Guest post originally published on the Kublr blog by Oleg Chunikhin
Kubernetes governance may sound dull. But, if you’re an enterprise, it’s a critical part of what you must figure out to be production-ready at scale. When standardizing on-demand services for your dev teams – a DevOps best practice – you must ensure that groups deploying Kubernetes clusters follow certain rules, a process that is typically automated via policy management.
However, even if you only have a few clusters, all managed by the same person, you must keep them synchronized. With no automation, that can translate into quite a bit of work. Centralized policy management and enforcement will ease that process.
Unfortunately, governance is still a pretty patchy area. Different governance rules are implemented through different frameworks. And because it is so scattered, different management and governance extensions may overlap with other security frameworks you already have in place.
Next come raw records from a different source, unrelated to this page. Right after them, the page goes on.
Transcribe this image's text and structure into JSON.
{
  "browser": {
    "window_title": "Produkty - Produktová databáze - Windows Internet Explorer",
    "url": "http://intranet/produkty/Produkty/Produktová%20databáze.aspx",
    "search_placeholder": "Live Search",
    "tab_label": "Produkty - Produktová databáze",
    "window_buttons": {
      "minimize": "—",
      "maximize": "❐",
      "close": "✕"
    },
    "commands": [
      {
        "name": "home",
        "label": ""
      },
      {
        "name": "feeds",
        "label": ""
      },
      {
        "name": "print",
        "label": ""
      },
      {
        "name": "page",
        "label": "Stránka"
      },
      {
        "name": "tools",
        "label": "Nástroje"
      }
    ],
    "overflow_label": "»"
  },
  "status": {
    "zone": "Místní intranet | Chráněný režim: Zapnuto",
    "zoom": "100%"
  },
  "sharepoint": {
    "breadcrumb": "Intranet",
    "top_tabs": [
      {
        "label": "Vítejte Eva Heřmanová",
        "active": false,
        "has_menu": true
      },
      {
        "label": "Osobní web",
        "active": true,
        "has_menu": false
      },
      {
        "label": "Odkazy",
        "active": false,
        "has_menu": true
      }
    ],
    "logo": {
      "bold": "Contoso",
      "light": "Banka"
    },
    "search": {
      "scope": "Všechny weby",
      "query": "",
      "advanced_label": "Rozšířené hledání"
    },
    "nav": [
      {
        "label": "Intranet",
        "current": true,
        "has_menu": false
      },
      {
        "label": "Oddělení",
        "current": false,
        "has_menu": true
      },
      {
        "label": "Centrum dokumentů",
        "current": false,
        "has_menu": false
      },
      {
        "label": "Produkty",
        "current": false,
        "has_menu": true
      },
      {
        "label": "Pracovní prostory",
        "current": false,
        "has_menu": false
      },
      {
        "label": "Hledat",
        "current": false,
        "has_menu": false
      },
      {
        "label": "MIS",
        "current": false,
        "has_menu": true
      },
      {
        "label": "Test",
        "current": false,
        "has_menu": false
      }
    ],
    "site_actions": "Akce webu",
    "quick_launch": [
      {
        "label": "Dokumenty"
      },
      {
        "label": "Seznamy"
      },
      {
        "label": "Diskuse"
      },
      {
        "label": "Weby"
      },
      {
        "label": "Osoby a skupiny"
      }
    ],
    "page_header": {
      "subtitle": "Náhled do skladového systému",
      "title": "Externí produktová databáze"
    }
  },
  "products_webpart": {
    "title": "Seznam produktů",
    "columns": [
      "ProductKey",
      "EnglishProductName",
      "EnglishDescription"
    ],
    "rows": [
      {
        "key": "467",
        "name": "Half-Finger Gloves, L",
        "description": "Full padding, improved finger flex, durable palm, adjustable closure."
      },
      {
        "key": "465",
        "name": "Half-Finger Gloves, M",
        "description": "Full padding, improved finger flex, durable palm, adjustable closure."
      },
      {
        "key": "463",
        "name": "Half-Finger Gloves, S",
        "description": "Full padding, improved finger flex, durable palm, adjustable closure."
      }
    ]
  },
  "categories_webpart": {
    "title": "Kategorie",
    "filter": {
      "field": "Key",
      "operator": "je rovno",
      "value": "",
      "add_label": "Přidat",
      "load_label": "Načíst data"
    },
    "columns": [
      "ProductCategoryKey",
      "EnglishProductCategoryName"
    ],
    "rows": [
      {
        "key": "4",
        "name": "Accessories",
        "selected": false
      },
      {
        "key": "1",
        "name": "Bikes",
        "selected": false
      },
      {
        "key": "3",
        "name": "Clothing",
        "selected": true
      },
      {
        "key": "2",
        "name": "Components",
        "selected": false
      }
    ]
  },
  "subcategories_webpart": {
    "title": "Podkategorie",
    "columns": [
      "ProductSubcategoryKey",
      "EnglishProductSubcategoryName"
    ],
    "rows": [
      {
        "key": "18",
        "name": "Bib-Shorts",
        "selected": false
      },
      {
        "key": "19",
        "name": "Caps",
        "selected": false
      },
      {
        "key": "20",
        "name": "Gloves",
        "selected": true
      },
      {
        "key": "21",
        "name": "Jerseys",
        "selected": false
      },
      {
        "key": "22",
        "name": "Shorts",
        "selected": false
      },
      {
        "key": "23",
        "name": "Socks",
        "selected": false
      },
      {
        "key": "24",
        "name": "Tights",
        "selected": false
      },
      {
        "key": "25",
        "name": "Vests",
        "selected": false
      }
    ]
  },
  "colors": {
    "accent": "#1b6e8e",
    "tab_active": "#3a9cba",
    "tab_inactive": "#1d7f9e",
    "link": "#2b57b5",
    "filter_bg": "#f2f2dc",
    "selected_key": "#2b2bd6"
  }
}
With no single comprehensive tool that addresses all your governance needs, you’ll need to mix and match until all critical areas are covered. Your goal is to minimize the number of governance frameworks needed while maximizing the coverage so it’s easier to manage for your ops team.
Governance refers to the ability of Ops teams to verify and enforce certain rules across departments, groups, or the entire organization. In the Kubernetes context, that means enforcing rules across Kubernetes clusters as well as applications running in those clusters.
There are two governance dimensions. First, policy scope, meaning where a specific rule should be applied, enforced, or verified. Secondly, policy targets, relating to what should be enforced and verified.
Scope may be specified in terms of organizational units (departments, teams, groups, users), technical units (cloud provider, datacenter, region, group of clusters, namespaces, label selectors, etc.) or both. Scope definition capabilities may also range from static lists to dynamic rules.
Let’s explore the second dimension in more detail.
Enforceable Governance Targets
In terms of security policies, there are multiple areas Ops may need to control. These range from security settings that ensure only those users who should have access to a cluster or app do, to providing access to certain departments, to specifying OS capabilities that applications are allowed to use. For example, for each cluster created by the data science department, users will be granted access permission to a specific default namespace.
Image management is another governance area. Organizations can specify which container images to use in which clusters or what conditions they must fulfill to be cleared for production usage. For instance, all images must be scanned and have no vulnerabilities level above “warning.”
Networking policy management allows organizations to define which pods or containers can talk to each other, i.e. pod security constraints defined through governance. In some cases, security frameworks will solve these governance requirements. You may have a common governance framework covering security as well as other areas, including cluster topology and general cluster configuration constraints.
Configuration constraints and policies is another governance category. It allows you to define resource configurability rights, as well as resource access and limits. For instance, business unit A may be permitted to create clusters in Azure and AWS in these specific accounts and use resources up to a certain limit, but they do not have the ability to alter configuration specs. Here we are dealing with Kubernetes and the Kubernetes management tool configuration structure.
There are also a number of governance rules related to applications deployed in these clusters. Some of the security rules discussed above apply to apps, including networking policies, and define which pods can talk to each other (known as application-level constraints). You can also constrain resource usage, requests, and limits for all applications.
There are clearly numerous different policies that can be automated to minimize the risk of mismanagement and exploitable vulnerabilities. To automate a governance framework, you’ll need some form of registry for all your assets. In the case of Kubernetes cluster governance, you’ll need a place where all your clusters are registered. This emphasizes once more the importance of centralized management for all your Kubernetes clusters.
Implementing a Governance Framework
When implementing your governance framework, you have three options:
Combine multiple specialized governance frameworks into a comprehensive solution. Tools like NeuVector can be leveraged for security policies. Then, specialized cloud cost management tools can be used for cloud resource management and cost control, such as Cloudability, and so on.
That approach doesn’t come without its challenges as you may have a set of tools that don’t necessarily communicate and integrate with each other. Different policies are defined in different places with different interfaces. Some frameworks may not be aware of your container management platform or containers in general. For instance, while using a cloud focused cost management framework you can set limits in certain clouds/cloud accounts, but you won’t have visibility into which cluster or app caused an unexpected expense.
Another approach is implementing it on top of your centralized Kubernetes platform. This is especially interesting if it has an API through which you can access different clusters, parameters, and characteristics. This is basically a build-your-own approach enabling you to integrate other cloud native platforms into an existing governance framework.
The third approach is to select a Kubernetes platform that includes a comprehensive governance framework or at least has it in its roadmap.